Chances are you bypass the beets are the farmers market every single time. They’re kinda plain looking and who has time to prep them? You do! Beets are delicious, versatile, and healthy veggies you should be using in everything. Here’s how you can prep them, without driving yourself crazy.
First, some background. Beets come in all colors and sizes. So small yellow beets haven’t gone bad, they’re just a different version of the deep purple beets you’re used to seeing. When you’re picking your beets, you want firm, dry bulbs. No soft spots or wetness. And if you can, snag them with the greens still on. They’re delicious.
On to the roasting.

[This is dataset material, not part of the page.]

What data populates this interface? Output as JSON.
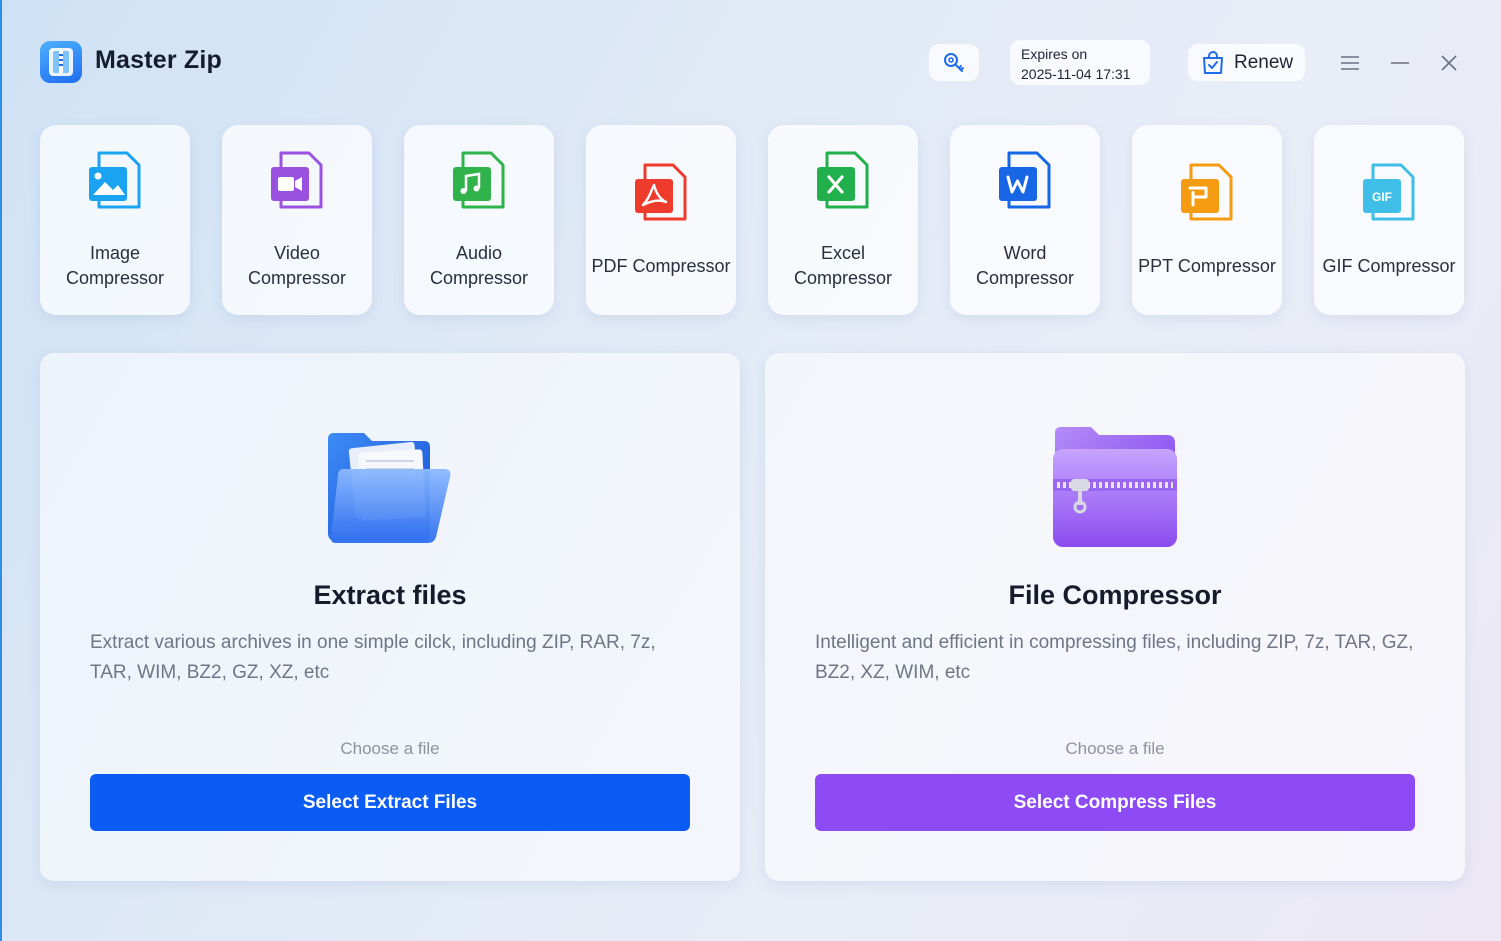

Slice off the greens and store those for stir fries and soups. Scrub the beet clean and wrap it in foil. If the beets are small, you can throw a few in one foil packet. Then toss them on a pan (in case of leakage) and roast them in the oven at… 400 degrees. Or 350. Or 500. Whatever works for you. If you’re not cooking anything else, use 400 degrees. If you’re roasting something at 350, that’s fine too. The beets will just take longer.
Check on them. Look in on your beets every 20 minutes after the half hour mark. They’re done when a knife slides in and out easily, like potatoes. If they look dry, drizzle with some olive oil. When they’re ready, let cool to the touch (but still warm for the next step).
Watch out for the skin. The biggest gripe at-home cooks have is with beet juice stains. Beet juice is very, very, very pink and will definitely impart a light hue on your hands and kitchen walls and counters and downright stain your clothes. So put on an apron and use gloves or plastic bags (we’ve done this in a pinch), to gently scrub the skin away from the beet.
Store them. You’re done. That’s it. Slice them, dice them, and throw them in a plastic container with a lid (if you’re worried about discoloration, use glass); they’ll keep in your fridge for a few days and up to a week.